> **WORK ORDER**
Where a line in the records below includes "title", pull that line out.

Data records for software interfaces
►

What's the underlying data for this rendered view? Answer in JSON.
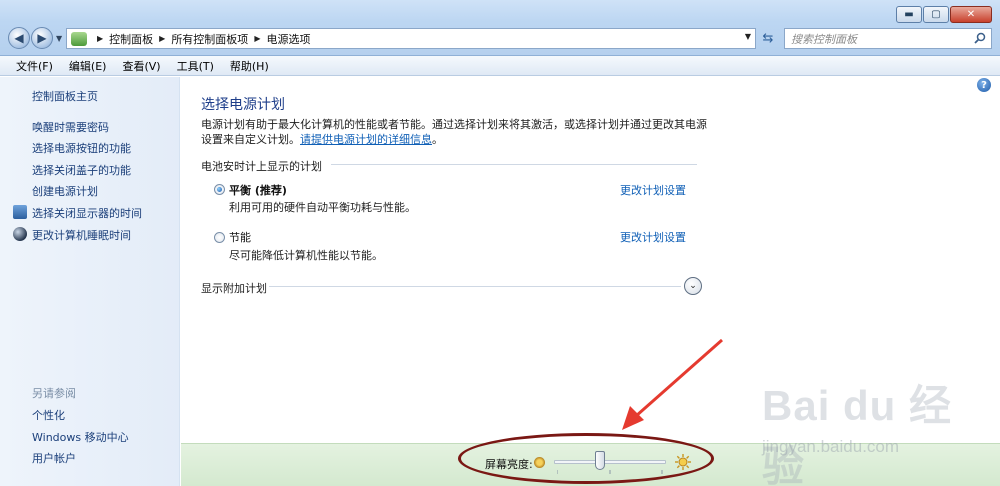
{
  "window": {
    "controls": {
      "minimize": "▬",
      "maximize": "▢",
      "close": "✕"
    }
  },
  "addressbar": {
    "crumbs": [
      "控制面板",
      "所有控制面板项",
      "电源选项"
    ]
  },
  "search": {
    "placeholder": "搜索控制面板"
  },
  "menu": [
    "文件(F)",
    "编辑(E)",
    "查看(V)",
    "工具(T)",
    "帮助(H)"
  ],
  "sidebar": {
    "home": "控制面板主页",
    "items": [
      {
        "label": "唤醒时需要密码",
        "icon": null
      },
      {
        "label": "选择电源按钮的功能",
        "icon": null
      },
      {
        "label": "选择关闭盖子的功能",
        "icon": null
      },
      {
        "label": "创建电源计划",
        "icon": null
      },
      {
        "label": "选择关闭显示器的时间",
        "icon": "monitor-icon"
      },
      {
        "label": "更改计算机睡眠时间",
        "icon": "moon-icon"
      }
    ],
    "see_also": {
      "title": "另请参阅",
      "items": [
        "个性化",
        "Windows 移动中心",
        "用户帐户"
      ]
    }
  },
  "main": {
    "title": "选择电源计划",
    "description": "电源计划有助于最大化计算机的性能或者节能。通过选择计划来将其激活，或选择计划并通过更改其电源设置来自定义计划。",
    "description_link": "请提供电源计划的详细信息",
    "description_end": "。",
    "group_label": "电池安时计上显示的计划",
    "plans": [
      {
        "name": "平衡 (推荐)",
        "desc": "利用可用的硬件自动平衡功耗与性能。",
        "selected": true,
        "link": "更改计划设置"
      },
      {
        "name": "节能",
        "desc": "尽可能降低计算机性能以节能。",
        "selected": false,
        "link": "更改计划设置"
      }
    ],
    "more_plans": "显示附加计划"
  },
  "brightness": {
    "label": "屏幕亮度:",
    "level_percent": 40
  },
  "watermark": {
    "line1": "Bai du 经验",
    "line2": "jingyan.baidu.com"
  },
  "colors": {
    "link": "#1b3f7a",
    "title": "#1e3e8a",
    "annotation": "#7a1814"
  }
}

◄
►

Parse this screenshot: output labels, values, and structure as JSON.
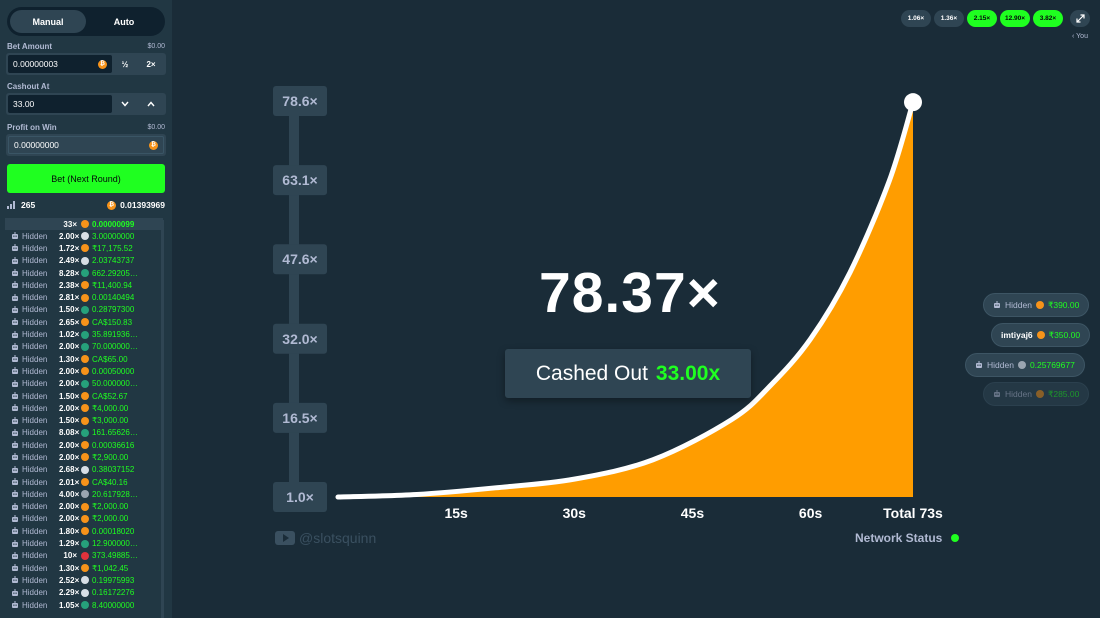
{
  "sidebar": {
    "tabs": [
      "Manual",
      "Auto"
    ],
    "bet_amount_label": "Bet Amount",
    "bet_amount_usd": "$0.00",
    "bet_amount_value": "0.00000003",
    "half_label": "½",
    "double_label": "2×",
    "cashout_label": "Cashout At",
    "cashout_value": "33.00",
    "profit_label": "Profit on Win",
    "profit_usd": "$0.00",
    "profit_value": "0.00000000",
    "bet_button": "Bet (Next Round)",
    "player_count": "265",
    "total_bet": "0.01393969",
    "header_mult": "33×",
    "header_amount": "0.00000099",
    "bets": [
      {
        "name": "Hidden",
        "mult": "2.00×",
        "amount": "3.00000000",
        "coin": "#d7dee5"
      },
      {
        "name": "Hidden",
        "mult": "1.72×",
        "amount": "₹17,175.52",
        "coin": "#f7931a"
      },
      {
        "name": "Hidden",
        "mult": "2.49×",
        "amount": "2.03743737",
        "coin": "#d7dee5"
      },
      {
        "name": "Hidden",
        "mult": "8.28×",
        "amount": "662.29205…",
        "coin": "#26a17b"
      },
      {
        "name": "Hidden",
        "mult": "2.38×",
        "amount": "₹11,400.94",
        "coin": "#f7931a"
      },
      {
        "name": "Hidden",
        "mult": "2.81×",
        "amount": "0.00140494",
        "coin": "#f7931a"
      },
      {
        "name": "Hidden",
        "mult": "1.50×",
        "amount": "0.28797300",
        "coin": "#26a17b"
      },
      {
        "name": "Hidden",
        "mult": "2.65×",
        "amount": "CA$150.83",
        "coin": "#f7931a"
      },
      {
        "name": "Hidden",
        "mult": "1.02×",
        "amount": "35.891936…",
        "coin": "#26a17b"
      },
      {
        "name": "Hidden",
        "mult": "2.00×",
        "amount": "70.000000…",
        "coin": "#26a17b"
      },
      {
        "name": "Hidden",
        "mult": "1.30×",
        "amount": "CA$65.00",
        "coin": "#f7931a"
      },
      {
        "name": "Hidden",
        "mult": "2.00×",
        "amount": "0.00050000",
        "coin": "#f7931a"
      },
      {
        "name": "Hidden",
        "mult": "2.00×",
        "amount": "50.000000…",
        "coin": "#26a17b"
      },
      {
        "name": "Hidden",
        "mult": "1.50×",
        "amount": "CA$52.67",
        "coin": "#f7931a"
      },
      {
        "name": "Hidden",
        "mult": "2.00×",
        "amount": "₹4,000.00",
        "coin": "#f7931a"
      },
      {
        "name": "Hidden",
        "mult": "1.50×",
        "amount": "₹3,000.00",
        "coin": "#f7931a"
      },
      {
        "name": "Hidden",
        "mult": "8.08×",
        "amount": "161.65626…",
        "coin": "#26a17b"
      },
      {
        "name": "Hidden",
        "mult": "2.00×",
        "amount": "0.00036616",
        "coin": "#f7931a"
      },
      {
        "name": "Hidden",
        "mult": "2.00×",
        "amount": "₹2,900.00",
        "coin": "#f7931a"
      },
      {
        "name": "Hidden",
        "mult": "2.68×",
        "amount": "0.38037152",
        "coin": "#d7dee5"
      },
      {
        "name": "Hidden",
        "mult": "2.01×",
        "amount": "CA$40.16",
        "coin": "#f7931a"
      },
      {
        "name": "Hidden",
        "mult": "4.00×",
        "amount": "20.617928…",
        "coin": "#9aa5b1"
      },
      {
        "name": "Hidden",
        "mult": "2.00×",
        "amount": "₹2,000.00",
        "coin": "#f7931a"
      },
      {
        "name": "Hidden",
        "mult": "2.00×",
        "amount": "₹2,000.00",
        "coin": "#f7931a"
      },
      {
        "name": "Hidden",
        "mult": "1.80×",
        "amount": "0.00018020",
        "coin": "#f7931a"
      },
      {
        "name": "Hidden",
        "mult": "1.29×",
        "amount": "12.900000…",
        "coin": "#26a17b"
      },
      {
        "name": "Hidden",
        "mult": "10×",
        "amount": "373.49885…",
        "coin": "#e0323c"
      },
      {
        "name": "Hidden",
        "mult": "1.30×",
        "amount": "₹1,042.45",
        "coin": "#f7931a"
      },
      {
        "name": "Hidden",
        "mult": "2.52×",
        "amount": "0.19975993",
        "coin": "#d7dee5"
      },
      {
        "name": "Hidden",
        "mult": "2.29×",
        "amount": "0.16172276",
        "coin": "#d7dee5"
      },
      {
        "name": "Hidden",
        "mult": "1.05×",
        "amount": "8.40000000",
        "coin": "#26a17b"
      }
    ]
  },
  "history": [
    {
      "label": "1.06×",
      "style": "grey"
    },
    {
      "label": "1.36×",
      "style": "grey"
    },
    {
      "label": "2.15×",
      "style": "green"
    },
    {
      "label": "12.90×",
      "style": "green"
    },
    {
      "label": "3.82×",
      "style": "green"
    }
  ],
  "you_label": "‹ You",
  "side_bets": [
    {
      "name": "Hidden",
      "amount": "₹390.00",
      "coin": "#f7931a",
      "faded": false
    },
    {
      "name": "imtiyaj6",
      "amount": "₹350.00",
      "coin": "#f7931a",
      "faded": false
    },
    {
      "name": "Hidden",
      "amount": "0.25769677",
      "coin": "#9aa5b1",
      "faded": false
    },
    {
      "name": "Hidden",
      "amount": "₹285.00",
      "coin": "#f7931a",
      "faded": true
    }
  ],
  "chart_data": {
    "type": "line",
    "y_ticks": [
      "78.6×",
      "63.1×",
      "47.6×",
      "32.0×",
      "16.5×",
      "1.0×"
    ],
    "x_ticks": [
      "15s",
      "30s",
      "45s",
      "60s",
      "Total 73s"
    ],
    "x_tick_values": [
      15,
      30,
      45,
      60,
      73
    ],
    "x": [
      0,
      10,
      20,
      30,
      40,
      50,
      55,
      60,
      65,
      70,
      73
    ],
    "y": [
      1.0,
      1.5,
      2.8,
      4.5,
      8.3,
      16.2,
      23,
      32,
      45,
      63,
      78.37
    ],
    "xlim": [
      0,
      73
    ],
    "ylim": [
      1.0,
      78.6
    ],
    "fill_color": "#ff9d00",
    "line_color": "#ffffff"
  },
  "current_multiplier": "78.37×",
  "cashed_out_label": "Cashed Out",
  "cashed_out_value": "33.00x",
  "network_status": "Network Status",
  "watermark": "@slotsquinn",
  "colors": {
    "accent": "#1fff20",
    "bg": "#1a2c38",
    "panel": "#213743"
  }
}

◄
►

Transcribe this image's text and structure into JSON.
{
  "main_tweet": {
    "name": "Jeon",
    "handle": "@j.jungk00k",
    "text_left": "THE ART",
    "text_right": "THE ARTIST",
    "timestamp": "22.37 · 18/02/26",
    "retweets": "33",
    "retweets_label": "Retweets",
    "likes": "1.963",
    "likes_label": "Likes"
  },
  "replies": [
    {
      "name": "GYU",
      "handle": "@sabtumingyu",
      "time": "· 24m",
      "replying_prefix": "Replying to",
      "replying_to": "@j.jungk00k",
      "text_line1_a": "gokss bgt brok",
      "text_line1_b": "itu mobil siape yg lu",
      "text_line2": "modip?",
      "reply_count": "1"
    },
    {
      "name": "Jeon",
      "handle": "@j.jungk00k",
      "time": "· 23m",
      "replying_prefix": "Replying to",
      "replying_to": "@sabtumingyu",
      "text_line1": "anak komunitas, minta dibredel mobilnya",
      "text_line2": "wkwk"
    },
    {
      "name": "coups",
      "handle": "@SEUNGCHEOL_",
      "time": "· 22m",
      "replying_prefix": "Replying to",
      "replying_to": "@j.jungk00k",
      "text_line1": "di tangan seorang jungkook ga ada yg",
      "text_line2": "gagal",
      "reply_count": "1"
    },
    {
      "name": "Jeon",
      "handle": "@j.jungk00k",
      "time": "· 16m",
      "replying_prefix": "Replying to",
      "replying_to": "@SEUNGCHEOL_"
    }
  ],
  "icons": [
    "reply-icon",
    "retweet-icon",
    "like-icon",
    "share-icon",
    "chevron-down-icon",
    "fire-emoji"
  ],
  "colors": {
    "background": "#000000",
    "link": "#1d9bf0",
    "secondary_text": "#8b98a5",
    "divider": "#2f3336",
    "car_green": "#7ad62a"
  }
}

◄

> **SOLUTION BELOW**
      "title": "另请参阅",
    "title": "选择电源计划",
    "title": "#1e3e8a",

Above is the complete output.